We pushed back on time and took off half an hour later. Drinks were served at 1140, followed by the meal. I thought the wine list was good, but it seemed a missed opportunity that there weren’t any North American labels represented, and only one Latin American. Options included Bouchard Aîné et Fils “Vieilles Vignes” Bourgogne Chardonnay, France; Tenuta Sant’ Antonio Scaia Garganega-Chardonnay, Veneto, Italy; and Catena High Mountain Vines Cabernet Sauvignon Mendoza, Argentina.
Bizarrely, the whole meal was served at once – both my starter and hot main, which was perched on the edge of the table. My Thai green curry was tasty enough, but clearly had just been inverted into the bowl, and the “gourmet cheese plate” comprised a packet of wrapped Jacob’s Table Crackers, a bunch of grapes and three bits of tired cheese. Other mains included grilled beef fillet with porcini sauce, roasted duck with cranberry sauce, and a seafood trio of roasted cod, pan-friend king prawns and crayfish risotto. A light meal was served before landing.
The aircraft is wifi equipped, with access for the whole flight costing US$19. It was slow but usable, and I could keep up with emails for most of the journey.
We landed early at 1225. Immigration and customs took 25 minutes to clear.
The seat is comfortable for working, eating and sleeping, and the 1-2-1 layout is spacious, although it seemed slightly less so than on AA’s B777-300ER. The service after initial check-in and boarding was friendly and swift, but there wasn’t a lot of care taken over the food and drink, and none of the attention you get on some carriers, where staff walk up and down and see if there’s anything else you’d like. Overall, good, but with a little more enthusiasm from the staff, it could be great.

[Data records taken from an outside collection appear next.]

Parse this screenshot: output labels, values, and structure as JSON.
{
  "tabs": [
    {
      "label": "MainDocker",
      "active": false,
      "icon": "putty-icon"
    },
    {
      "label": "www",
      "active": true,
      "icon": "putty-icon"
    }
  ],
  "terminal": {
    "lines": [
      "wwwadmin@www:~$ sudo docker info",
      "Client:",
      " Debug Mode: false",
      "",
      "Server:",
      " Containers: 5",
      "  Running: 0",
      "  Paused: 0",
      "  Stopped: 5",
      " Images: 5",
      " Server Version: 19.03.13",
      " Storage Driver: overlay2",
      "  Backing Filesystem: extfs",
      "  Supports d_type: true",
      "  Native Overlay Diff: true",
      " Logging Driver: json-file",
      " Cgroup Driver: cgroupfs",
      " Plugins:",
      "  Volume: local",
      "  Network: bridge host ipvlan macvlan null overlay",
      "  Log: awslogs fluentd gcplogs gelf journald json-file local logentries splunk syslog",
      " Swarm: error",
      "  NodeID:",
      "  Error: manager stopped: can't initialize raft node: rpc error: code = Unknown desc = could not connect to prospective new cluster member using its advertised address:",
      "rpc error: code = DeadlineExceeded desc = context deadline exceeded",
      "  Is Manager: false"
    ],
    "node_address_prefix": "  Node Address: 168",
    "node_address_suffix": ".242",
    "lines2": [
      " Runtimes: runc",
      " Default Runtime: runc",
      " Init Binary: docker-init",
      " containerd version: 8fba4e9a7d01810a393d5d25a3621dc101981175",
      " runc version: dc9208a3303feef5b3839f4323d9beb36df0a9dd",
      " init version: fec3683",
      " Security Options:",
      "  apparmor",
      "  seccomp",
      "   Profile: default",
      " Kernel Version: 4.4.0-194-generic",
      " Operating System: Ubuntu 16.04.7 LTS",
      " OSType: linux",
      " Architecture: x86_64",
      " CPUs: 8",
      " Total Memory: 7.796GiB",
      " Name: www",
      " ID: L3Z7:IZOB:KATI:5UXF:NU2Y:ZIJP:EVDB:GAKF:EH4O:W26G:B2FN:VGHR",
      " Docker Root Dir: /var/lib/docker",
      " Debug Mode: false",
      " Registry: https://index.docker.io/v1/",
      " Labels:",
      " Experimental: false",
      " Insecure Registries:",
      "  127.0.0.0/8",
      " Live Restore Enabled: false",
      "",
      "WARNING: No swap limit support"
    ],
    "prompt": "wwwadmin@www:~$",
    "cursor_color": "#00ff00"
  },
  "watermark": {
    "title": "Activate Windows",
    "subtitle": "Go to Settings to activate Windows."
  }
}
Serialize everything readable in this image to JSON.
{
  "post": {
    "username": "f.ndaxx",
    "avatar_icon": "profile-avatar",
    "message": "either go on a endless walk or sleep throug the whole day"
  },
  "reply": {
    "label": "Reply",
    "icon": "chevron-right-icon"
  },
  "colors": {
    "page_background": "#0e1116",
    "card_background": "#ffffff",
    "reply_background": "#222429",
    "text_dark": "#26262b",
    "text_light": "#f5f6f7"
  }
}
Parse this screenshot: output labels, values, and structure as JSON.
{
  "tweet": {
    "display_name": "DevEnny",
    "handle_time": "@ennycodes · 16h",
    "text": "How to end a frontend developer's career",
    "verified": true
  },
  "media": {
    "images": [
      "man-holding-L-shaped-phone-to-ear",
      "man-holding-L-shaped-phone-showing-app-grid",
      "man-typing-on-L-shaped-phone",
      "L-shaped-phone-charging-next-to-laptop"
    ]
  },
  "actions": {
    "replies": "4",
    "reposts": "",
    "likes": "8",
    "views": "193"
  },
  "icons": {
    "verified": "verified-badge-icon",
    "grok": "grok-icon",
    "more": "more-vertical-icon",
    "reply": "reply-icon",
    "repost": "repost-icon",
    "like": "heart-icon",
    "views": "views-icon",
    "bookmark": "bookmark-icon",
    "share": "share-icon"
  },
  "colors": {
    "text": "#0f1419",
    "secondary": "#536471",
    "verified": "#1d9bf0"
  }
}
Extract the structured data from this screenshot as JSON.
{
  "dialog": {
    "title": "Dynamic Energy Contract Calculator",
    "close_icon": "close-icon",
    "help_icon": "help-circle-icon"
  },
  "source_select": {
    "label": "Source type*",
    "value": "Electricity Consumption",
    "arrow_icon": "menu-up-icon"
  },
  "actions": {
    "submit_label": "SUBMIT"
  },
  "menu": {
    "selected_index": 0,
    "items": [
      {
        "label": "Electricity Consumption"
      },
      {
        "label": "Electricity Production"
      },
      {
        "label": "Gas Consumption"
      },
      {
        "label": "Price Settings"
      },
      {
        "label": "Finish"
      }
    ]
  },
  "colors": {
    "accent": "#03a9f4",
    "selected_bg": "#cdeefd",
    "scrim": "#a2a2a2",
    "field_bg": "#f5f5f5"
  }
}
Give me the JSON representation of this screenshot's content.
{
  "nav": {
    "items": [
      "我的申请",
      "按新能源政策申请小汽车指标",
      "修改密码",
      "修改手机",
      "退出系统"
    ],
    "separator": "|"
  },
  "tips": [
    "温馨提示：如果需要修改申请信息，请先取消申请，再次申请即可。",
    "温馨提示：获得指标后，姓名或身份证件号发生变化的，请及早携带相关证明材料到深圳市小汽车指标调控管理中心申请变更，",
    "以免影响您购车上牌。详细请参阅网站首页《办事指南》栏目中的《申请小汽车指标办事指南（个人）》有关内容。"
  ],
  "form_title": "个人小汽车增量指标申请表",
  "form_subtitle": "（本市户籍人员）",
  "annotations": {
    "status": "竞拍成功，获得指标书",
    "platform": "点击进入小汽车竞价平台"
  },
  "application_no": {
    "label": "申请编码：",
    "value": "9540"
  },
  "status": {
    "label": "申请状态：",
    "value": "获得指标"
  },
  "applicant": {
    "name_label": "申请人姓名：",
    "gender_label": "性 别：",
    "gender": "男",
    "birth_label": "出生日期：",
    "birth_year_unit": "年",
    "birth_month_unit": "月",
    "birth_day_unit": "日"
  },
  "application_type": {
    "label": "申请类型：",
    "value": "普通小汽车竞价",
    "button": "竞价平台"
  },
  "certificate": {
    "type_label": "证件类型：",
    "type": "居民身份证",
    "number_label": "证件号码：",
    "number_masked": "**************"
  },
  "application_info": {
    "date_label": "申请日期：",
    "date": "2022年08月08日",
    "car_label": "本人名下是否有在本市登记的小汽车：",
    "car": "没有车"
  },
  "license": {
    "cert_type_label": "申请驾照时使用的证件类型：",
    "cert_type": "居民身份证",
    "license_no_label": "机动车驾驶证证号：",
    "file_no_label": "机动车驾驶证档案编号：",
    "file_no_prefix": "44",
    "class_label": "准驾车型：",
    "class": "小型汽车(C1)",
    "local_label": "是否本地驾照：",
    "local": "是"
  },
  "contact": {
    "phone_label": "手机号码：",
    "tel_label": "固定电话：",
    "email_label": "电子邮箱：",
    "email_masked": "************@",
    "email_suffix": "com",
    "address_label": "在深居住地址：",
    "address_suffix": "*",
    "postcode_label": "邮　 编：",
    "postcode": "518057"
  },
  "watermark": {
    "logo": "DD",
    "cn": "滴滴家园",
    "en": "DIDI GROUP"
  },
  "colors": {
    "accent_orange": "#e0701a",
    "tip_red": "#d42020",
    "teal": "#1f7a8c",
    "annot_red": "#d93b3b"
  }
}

- DEPARTURE TIME 1015
- JOURNEY TIME 7hrs 50mins
- AIRCRAFT TYPE B777-200
- CONFIGURATION 1-2-1
- SEAT WIDTH 21in/53cm
- SEAT RECLINE 180 degrees
- BED LENGTH 77in/196cm
- PRICE Internet rates for a return business class flight from London to New York JFK in July ranged between £1,844 and £6,915 depending on flexibility.
- CONTACT aa.com